My own performance on evening two was a solo, and I had 30 minutes to give the high range sound system a full workout. That was fun! On the third evening, I was joined by master musician Wu Wei for a duo improvisation. Wu had arrived from Europe just two hours before the sound check, and it is a tribute to his professionalism and musicianship that he could rehearse and perform with full energy. Although we have played together in larger ensembles (I reported on our last encounter in San Francisco as part of Melody Of China), this was our first opportunity as a duo. Based out of Berlin, Wu Wei is an outstanding multi-instrumentalist, equally comfortable with traditional Chinese music as with experimental music and jazz. We planned out some ideas in advance of our physical meeting using the time honored method of Skype, confirmed a general formal shape to our piece, and decided to leave the details to the spontaneity of improvisation. I sampled Wu’s instruments (erhu, sheng, bangdi, voice) in real time, cutting, fracturing, looping and combining them with other materials. Without having yet heard a recording of the performance, I lack the objectivity to say whether it succeeded fully or not, but it felt good at the time and the audience seemed to appreciate it, as we got a loud and positive response clearly audible across the river. Once again I have been honored and blessed to have such a fine collaborator.

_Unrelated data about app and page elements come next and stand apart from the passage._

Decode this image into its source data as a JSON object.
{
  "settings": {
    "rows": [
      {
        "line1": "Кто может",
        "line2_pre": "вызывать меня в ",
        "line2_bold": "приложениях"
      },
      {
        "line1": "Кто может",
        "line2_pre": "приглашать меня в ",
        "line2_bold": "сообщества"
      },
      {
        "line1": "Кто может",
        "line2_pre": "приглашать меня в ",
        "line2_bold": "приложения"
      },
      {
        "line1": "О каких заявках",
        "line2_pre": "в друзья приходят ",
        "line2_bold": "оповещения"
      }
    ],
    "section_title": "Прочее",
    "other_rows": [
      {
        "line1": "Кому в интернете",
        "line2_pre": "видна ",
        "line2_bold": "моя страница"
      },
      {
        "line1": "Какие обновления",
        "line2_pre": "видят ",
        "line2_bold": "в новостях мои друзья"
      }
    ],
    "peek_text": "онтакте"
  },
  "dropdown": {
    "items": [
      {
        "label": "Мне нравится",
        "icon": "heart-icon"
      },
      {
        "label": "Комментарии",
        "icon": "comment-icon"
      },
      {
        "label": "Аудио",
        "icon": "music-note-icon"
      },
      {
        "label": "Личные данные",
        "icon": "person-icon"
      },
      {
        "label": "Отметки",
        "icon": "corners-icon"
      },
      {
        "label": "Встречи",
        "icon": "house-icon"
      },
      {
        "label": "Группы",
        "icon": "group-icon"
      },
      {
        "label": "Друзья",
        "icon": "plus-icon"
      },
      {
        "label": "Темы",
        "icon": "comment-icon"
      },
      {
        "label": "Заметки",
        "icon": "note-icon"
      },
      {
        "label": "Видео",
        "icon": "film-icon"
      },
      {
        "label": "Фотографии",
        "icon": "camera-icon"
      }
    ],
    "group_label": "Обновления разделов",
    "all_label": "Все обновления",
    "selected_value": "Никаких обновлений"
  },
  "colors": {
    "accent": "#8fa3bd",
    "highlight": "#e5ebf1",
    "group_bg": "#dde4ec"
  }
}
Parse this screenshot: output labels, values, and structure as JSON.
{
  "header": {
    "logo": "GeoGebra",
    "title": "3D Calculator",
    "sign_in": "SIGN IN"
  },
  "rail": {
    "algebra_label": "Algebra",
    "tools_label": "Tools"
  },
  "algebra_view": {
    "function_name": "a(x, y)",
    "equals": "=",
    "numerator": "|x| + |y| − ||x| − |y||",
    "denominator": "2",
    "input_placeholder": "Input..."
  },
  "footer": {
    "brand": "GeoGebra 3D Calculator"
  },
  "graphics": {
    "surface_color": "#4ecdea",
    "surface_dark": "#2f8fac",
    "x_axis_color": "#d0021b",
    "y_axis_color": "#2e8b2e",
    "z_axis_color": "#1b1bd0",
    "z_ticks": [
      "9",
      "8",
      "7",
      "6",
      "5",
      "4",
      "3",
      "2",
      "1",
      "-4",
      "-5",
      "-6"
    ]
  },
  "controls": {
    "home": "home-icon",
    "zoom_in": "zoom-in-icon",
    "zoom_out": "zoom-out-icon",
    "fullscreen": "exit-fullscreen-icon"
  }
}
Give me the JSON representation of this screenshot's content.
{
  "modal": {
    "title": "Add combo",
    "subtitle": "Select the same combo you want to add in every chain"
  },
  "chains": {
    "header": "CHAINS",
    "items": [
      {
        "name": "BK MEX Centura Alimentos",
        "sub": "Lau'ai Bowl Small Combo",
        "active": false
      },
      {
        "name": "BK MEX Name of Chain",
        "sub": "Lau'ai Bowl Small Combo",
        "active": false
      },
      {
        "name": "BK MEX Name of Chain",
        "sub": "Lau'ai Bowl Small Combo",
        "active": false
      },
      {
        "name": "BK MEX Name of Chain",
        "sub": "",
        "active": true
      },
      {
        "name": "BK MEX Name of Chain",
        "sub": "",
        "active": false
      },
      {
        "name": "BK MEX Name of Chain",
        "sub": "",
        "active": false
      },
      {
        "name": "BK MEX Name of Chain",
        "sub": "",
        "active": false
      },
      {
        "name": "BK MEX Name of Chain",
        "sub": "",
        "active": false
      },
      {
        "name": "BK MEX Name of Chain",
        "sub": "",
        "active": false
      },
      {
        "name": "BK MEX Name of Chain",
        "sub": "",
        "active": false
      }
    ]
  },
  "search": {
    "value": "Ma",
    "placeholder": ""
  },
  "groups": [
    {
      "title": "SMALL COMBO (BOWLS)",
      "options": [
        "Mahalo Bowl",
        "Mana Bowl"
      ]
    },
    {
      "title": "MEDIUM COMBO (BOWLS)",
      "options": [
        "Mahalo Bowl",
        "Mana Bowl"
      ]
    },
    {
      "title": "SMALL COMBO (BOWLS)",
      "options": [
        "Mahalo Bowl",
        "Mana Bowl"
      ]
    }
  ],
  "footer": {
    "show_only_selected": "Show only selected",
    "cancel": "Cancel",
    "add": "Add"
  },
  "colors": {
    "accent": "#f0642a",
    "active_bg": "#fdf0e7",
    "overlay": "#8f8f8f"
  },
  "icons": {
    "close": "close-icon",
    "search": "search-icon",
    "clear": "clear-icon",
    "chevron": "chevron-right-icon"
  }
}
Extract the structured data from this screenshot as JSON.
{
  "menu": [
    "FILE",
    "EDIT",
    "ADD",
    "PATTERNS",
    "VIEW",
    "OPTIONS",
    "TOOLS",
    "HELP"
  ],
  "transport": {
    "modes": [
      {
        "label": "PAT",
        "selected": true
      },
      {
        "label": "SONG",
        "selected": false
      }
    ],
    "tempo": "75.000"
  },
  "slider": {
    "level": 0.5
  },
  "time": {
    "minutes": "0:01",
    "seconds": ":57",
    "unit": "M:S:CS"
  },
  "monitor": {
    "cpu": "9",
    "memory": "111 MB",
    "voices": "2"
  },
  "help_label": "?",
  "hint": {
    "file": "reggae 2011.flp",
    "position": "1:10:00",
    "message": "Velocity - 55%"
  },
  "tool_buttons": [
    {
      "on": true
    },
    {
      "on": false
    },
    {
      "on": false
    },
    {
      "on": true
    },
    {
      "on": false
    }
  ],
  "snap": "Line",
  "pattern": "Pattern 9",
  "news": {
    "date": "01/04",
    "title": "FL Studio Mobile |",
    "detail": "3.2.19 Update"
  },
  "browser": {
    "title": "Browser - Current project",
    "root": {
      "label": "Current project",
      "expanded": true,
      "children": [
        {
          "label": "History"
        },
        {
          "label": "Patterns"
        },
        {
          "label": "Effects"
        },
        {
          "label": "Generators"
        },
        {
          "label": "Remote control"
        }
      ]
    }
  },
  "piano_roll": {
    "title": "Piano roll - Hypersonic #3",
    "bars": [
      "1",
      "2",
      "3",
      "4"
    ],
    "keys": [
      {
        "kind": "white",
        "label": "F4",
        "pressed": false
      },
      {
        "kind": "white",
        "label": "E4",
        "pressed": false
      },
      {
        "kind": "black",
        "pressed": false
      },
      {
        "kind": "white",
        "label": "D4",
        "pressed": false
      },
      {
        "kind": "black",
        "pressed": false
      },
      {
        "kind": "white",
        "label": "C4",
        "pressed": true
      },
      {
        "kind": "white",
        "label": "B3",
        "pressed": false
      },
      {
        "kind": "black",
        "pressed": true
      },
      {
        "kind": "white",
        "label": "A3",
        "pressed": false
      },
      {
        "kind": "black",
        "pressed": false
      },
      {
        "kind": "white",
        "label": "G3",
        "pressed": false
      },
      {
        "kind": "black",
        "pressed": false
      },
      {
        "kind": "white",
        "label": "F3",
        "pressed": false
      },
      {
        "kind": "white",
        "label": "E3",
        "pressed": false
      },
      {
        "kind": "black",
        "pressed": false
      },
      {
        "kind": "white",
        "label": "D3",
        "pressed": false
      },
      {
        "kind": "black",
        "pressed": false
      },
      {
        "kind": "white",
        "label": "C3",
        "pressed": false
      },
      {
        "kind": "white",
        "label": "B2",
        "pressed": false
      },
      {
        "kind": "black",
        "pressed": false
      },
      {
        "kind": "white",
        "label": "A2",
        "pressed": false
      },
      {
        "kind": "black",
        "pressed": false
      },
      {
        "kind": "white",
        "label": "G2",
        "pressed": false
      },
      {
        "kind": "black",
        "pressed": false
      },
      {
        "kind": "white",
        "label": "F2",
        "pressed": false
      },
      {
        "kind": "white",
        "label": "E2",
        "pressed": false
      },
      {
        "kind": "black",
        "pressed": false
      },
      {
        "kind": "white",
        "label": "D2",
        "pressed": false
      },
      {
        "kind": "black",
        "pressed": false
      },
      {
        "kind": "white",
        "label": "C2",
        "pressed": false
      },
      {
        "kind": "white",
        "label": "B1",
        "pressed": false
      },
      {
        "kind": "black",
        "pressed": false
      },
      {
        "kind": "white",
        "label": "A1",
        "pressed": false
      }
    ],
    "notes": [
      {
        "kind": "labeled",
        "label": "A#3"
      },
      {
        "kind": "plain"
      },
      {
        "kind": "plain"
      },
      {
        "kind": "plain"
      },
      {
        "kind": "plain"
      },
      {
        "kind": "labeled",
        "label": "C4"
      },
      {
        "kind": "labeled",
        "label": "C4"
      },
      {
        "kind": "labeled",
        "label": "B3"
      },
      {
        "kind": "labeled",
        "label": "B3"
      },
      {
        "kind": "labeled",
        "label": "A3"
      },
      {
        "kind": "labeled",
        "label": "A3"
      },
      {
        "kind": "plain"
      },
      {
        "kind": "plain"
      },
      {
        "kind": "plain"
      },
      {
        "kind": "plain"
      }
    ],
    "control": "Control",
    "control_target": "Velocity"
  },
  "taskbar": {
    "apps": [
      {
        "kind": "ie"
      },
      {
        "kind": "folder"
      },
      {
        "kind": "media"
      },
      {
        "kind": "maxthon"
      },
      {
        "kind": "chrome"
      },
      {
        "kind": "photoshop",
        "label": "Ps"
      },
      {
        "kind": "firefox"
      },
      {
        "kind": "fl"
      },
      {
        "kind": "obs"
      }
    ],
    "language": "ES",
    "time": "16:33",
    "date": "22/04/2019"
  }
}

With my own work complete, I was able to relax and enjoy other festival events, and so I went to see a performance of Christian Marclay’s Screen Play, which took place the next evening in a park in another part of Shanghai, and featured more than ten musicians interpreting, and reinterpreting, a visual score of found and appropriated film objects. My report on that will come next week, so stay tuned!